WORK TASK:
Scan the listing beneath this sentence. Report each line with the word "approver".

SUPPLIED DATA:
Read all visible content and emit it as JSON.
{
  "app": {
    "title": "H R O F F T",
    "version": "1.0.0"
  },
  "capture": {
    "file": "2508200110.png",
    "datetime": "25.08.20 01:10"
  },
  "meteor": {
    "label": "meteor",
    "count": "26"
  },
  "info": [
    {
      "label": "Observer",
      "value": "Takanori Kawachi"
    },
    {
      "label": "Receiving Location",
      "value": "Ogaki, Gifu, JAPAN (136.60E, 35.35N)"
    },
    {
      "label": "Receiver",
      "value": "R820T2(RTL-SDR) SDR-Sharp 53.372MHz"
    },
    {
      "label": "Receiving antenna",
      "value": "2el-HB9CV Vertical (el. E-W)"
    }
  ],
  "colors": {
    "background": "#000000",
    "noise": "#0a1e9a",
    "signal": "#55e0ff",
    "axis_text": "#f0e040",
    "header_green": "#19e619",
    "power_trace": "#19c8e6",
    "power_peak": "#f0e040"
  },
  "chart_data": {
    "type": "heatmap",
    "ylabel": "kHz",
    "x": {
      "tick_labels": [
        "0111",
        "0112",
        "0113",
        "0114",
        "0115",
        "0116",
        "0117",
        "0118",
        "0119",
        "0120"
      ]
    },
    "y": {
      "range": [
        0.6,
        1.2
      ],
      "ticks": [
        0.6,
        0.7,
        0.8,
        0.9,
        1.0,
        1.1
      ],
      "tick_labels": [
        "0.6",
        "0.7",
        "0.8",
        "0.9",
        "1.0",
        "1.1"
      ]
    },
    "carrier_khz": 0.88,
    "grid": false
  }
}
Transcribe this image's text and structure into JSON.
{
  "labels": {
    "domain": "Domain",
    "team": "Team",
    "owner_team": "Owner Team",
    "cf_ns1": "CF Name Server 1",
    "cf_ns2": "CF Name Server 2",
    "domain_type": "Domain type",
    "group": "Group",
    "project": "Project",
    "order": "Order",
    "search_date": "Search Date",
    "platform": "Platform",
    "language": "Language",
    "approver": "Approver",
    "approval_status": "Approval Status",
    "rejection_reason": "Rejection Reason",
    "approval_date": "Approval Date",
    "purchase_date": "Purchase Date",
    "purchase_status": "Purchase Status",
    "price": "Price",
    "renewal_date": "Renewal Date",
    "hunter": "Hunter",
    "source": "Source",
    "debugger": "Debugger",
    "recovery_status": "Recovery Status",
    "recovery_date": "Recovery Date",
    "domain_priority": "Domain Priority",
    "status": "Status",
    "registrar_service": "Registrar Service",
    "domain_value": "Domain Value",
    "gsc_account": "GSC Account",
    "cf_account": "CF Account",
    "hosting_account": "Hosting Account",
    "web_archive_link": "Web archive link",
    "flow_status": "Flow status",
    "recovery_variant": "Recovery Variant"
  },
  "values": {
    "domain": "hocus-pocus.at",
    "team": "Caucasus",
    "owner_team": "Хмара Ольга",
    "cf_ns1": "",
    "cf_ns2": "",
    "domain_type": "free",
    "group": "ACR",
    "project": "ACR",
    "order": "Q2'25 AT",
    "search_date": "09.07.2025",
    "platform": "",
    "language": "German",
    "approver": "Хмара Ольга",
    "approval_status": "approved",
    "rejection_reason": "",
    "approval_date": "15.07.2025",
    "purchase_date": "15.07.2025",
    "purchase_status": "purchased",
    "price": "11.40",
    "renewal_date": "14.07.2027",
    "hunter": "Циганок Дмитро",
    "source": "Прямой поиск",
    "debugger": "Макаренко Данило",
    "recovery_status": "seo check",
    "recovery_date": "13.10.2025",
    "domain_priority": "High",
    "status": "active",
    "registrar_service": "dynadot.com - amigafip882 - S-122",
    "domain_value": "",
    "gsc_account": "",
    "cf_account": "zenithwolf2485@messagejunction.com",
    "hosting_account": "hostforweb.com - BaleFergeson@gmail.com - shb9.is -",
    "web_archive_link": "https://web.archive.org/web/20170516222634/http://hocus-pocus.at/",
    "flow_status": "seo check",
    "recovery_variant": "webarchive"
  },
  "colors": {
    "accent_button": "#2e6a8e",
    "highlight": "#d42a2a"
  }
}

SOLUTION FOR THIS TASK:
    "approver": "Approver",
    "approver": "Хмара Ольга",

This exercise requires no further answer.